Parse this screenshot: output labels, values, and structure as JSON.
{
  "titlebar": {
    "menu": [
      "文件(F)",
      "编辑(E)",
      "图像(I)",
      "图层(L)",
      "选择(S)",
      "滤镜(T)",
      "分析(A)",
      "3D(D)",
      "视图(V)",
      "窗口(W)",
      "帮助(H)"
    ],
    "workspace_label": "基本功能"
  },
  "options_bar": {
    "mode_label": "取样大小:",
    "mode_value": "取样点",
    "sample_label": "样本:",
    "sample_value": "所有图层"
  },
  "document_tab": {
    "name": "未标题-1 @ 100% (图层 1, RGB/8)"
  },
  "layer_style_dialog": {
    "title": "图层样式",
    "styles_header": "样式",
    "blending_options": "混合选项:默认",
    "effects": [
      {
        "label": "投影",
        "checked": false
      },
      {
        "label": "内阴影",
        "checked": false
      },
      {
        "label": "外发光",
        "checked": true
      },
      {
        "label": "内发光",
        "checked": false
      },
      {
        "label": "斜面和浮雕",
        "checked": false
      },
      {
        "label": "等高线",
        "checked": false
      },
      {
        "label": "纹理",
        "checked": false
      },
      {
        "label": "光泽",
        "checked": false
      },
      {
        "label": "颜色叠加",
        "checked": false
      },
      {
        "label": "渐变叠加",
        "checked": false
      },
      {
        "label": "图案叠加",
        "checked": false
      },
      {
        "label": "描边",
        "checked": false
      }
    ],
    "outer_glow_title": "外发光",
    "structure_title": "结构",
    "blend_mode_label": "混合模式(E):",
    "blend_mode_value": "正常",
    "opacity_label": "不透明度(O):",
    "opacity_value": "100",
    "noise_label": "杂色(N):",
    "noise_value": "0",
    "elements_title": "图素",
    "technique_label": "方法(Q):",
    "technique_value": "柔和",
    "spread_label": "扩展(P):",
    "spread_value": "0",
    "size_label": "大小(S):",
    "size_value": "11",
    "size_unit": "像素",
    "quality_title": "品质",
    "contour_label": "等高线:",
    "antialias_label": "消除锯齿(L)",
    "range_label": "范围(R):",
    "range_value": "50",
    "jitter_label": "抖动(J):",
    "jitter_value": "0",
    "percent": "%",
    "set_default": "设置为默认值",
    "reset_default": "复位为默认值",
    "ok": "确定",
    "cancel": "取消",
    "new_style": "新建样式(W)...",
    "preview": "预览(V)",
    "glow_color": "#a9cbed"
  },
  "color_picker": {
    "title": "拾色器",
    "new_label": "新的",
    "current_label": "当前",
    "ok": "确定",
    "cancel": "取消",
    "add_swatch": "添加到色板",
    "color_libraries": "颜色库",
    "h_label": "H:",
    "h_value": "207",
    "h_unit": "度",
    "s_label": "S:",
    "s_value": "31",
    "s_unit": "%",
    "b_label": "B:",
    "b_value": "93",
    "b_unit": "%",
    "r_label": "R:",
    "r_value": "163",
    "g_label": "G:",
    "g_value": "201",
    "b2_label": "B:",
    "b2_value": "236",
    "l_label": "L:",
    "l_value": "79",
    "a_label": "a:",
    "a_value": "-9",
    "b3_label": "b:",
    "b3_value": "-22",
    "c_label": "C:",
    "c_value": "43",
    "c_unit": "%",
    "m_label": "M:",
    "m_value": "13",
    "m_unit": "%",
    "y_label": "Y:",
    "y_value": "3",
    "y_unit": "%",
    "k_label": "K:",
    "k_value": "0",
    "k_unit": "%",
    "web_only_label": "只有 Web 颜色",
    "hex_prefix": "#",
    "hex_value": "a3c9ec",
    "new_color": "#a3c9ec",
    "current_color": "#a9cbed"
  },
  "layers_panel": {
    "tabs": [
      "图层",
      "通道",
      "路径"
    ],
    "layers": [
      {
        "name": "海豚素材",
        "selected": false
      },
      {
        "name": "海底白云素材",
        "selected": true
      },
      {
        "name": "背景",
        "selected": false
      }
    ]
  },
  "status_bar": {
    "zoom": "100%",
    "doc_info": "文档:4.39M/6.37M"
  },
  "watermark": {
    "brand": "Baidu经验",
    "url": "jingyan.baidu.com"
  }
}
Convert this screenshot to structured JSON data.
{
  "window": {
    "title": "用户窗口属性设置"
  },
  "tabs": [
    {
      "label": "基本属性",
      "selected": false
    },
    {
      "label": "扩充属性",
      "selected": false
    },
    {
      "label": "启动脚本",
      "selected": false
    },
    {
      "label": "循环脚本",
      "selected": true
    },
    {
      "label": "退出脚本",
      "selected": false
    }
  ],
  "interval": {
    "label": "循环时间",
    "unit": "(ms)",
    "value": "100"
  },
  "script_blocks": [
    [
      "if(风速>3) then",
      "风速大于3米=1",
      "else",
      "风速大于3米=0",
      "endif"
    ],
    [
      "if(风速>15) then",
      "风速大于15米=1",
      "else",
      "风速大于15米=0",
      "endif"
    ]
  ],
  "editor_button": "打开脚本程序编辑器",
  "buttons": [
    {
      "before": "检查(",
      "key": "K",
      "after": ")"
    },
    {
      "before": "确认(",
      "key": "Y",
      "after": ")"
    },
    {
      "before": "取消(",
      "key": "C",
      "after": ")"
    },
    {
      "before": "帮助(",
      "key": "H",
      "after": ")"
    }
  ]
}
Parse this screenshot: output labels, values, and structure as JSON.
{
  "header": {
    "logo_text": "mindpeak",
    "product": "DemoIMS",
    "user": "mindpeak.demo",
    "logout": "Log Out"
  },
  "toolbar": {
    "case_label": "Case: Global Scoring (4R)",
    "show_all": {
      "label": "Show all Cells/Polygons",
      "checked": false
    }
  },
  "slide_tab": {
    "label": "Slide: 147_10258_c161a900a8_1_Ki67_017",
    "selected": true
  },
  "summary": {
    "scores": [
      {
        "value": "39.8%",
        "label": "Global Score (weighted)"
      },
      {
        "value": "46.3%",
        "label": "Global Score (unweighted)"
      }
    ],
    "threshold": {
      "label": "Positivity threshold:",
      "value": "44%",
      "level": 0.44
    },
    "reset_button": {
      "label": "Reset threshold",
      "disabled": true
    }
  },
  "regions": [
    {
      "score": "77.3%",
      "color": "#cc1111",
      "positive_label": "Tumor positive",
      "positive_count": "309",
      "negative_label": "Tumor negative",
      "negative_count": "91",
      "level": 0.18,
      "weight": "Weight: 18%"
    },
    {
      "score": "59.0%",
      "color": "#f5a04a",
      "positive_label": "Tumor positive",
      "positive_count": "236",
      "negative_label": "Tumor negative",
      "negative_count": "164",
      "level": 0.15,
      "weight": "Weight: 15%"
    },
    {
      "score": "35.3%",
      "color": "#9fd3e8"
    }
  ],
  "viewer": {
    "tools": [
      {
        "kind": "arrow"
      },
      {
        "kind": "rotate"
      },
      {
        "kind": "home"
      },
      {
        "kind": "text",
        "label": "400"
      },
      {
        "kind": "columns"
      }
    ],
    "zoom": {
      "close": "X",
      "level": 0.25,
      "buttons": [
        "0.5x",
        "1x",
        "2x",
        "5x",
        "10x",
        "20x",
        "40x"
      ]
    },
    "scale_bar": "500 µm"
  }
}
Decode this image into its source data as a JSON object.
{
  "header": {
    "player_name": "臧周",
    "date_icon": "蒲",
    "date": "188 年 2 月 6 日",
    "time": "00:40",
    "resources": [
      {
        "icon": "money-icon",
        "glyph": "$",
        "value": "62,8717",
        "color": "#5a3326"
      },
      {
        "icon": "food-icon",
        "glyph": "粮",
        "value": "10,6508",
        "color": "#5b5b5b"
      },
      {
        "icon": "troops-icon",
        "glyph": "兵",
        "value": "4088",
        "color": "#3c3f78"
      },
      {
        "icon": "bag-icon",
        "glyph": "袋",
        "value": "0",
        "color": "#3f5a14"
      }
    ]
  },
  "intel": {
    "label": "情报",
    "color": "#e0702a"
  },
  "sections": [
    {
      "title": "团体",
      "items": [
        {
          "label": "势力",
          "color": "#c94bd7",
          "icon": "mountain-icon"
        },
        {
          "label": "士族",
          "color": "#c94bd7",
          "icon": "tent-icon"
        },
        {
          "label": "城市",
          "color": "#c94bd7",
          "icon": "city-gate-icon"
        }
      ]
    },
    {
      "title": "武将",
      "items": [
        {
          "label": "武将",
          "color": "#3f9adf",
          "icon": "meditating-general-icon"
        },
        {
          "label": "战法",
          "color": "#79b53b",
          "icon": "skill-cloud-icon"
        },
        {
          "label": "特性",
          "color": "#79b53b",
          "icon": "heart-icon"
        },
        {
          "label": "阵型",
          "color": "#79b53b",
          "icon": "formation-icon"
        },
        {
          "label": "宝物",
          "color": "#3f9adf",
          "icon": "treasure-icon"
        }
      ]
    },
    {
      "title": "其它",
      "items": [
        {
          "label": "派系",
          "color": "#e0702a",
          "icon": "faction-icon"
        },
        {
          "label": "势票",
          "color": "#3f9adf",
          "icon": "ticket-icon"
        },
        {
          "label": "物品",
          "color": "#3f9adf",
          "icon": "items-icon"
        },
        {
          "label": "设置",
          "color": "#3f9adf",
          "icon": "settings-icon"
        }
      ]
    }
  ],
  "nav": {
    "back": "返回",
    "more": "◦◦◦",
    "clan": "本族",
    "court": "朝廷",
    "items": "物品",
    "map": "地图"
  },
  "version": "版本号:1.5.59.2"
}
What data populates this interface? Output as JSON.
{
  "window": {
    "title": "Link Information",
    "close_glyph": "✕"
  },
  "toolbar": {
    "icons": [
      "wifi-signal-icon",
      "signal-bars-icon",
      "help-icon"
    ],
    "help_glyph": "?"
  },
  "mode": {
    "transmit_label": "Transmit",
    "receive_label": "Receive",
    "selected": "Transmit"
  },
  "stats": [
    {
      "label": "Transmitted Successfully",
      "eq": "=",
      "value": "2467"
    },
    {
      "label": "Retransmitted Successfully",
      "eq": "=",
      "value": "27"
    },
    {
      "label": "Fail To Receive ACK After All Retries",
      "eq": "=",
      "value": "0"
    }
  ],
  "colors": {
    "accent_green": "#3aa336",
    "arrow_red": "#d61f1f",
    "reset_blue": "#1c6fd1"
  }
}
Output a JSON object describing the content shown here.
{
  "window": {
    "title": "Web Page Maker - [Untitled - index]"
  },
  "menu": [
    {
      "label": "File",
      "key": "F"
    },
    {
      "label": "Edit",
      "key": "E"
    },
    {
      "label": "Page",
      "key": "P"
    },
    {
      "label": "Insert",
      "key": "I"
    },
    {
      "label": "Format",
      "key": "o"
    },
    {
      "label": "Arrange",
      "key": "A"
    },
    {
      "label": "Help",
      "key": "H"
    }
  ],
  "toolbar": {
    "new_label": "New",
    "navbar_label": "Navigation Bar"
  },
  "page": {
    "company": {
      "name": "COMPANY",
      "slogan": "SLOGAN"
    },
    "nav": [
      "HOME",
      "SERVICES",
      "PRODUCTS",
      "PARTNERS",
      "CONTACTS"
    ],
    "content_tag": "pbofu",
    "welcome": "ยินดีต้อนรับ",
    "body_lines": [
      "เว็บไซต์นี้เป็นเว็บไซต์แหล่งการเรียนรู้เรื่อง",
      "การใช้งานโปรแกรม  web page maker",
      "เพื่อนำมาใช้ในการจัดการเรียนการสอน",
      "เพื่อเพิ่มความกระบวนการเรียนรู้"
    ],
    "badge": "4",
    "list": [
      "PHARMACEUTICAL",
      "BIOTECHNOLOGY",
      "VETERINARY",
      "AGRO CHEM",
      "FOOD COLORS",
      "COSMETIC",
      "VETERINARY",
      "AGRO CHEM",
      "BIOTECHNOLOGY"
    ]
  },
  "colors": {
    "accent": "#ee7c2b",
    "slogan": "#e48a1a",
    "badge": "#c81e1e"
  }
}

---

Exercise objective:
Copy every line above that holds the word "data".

Problem solution:
Convert this screenshot to structured JSON data.
Decode this image into its source data as a JSON object.
What data populates this interface? Output as JSON.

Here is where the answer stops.